Noluthando “Noli” Duma has fought for almost 10 years to help orphans in child-headed homes in KwaZulu Natal, her home province in South Africa.
“I started by collecting food with some friends from church, and then distribute it to different homes,” Duma, 29, said. “My dream is to get a structure. I want a place where children can find solace and information.”
Duma’s dream seems closer to becoming a reality after spending six weeks at Florida International University as part of the Mandela Washington Fellowship for Young African Leaders.
The fellowship brings 500 young leaders from all 49 countries in sub-Saharan Africa to the United States for six weeks of academic coursework and leadership training at 20 different universities all over the country.
Never miss a local story.
The program concludes in the first week of August with a presidential summit in Washington, D.C.
The program, founded in 2014, is the flagship program of President Barack Obama’s Young African Leaders Initiative to empower a new generation of young African leaders who are shaping the continent’s future.
Obama, who in July became the first U.S. president to address the African Union, met with all the fellows on Monday.
The program focuses on young people for a reason: nearly one in three Africans are between the ages of 10 and 24, and approximately 60 percent of Africa’s total population is below the age of 35.
Khontile Kunene, senior technical advisor in the pharmaceutical sector, is eager to share her experience with others back home in Swaziland. She hopes to improve health outcomes for people by ensuring that only medicines of an assured quality are used in Swaziland.
“We’re in the process of updating legislation policy to establish systems for improved access of pharmaceuticals,” she said.
After the summit in Washington, about 100 fellows will stay for another six weeks, interning for nonprofit organizations, private companies, or governmental agencies that relate to their professional goals.
Eldine Chilembo, who works in the maritime industry back home in Angola, has been advocating for women’s empowerment within the industry.
“I’ve been trying to raise more awareness,” she said. “I hope to someday create and influence policies.”

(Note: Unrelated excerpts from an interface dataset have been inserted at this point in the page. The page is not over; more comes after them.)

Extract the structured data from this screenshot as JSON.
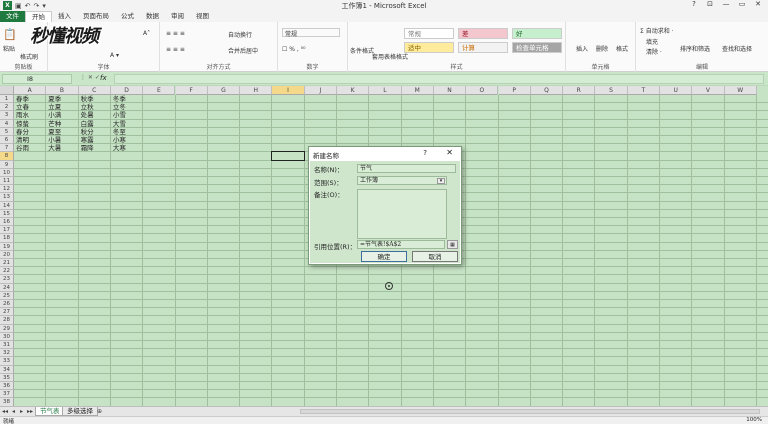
{
  "window": {
    "title": "工作簿1 - Microsoft Excel",
    "controls": [
      "?",
      "⊡",
      "—",
      "▭",
      "✕"
    ]
  },
  "quick_access": {
    "logo": "X",
    "undo": "↶",
    "redo": "↷"
  },
  "tabs": [
    {
      "label": "文件"
    },
    {
      "label": "开始"
    },
    {
      "label": "插入"
    },
    {
      "label": "页面布局"
    },
    {
      "label": "公式"
    },
    {
      "label": "数据"
    },
    {
      "label": "审阅"
    },
    {
      "label": "视图"
    }
  ],
  "ribbon": {
    "paste": "粘贴",
    "cut_format": "格式刷",
    "clipboard_group": "剪贴板",
    "font_group": "字体",
    "align_group": "对齐方式",
    "number_group": "数字",
    "styles_group": "样式",
    "cells_group": "单元格",
    "editing_group": "编辑",
    "wrap_text": "自动换行",
    "merge_center": "合并后居中",
    "number_format": "常规",
    "cond_format": "条件格式",
    "table_format": "套用表格格式",
    "style_cells": [
      {
        "label": "常规"
      },
      {
        "label": "差"
      },
      {
        "label": "好"
      },
      {
        "label": "适中"
      },
      {
        "label": "计算"
      },
      {
        "label": "检查单元格"
      }
    ],
    "insert": "插入",
    "delete": "删除",
    "format": "格式",
    "autosum": "Σ 自动求和 ·",
    "fill": "填充",
    "clear": "清除 ·",
    "sort_filter": "排序和筛选",
    "find_select": "查找和选择"
  },
  "watermark": "秒懂视频",
  "formula_bar": {
    "name_box": "I8",
    "fx": "fx",
    "formula": ""
  },
  "sheet": {
    "columns": [
      "A",
      "B",
      "C",
      "D",
      "E",
      "F",
      "G",
      "H",
      "I",
      "J",
      "K",
      "L",
      "M",
      "N",
      "O",
      "P",
      "Q",
      "R",
      "S",
      "T",
      "U",
      "V",
      "W"
    ],
    "selected_col": "I",
    "selected_row": "8",
    "rows": [
      "1",
      "2",
      "3",
      "4",
      "5",
      "6",
      "7",
      "8",
      "9",
      "10",
      "11",
      "12",
      "13",
      "14",
      "15",
      "16",
      "17",
      "18",
      "19",
      "20",
      "21",
      "22",
      "23",
      "24",
      "25",
      "26",
      "27",
      "28",
      "29",
      "30",
      "31",
      "32",
      "33",
      "34",
      "35",
      "36",
      "37",
      "38"
    ],
    "data": [
      [
        "春季",
        "夏季",
        "秋季",
        "冬季"
      ],
      [
        "立春",
        "立夏",
        "立秋",
        "立冬"
      ],
      [
        "雨水",
        "小满",
        "处暑",
        "小雪"
      ],
      [
        "惊蛰",
        "芒种",
        "白露",
        "大雪"
      ],
      [
        "春分",
        "夏至",
        "秋分",
        "冬至"
      ],
      [
        "清明",
        "小暑",
        "寒露",
        "小寒"
      ],
      [
        "谷雨",
        "大暑",
        "霜降",
        "大寒"
      ]
    ]
  },
  "sheet_tabs": {
    "nav": [
      "◂◂",
      "◂",
      "▸",
      "▸▸"
    ],
    "tabs": [
      {
        "label": "节气表",
        "active": true
      },
      {
        "label": "多级选择",
        "active": false
      }
    ],
    "new_icon": "⊕"
  },
  "status": {
    "left": "就绪",
    "right": "100%"
  },
  "dialog": {
    "title": "新建名称",
    "help": "?",
    "close": "✕",
    "name_label": "名称(N)：",
    "name_value": "节气",
    "scope_label": "范围(S)：",
    "scope_value": "工作簿",
    "comment_label": "备注(O)：",
    "ref_label": "引用位置(R)：",
    "ref_value": "=节气表!$A$2",
    "ok": "确定",
    "cancel": "取消"
  }
}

Chilembo, who will soon intern with the U.S. Transportation Department, hopes the experience will help her continue efforts to encourage women to take up leadership roles in the industry.
FIU was selected for a second time to host 25 young leaders between the ages of 25 and 35, and was the only university in Florida hosting. FIU received 25 fellows interested in public management. Other focus areas included business and entrepreneurship, as well as civic engagement.
Rodney Quatre, who works for the Seychelles National Parks Authority, hopes his training at FIU will help him enhance current efforts for the conservation and sustainable use of marine ecosystems and resources in the Seychelles.
“We need to change the way we look at things,” Quatre said. “Coming from a developing country, seeing how others do things develops you further.”
For the first time this year, the fellows were matched up with peer collaborators — young leaders in Miami working in similar interest areas.
Duma, who works at the National Institute for Communicable Diseases, was able to refine her project with the help of her mentor and peer collaborator.
“They taught me I need to walk before I run,” she said. “Now I feel more strengthened. They made my dream feel more tangible.”
After six weeks learning about other nonprofits and public entities, Duma is taking back the practical experience to improve her organization, Nal'uthando Rejuvenation Center, by seeking funding from donors or investors.
“What drives me is the value Ubuntu — human kindness,” Duma said. “I cannot do it alone.”